Only the lines that hold the word "法人变更身份证号码" are wanted from this listing.

---------------

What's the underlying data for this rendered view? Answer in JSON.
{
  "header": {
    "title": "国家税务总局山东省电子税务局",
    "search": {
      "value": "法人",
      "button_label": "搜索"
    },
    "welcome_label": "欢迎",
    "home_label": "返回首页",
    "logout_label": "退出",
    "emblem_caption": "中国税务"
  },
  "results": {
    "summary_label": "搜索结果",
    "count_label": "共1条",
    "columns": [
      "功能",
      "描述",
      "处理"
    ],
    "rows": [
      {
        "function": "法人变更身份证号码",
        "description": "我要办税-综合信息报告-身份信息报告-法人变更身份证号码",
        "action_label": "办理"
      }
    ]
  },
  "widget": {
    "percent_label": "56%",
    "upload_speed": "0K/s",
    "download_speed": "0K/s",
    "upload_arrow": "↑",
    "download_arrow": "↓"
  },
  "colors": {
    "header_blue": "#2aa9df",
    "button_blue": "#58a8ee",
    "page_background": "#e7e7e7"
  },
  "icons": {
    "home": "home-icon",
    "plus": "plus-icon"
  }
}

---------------

Exercise response
        "function": "法人变更身份证号码",
        "description": "我要办税-综合信息报告-身份信息报告-法人变更身份证号码",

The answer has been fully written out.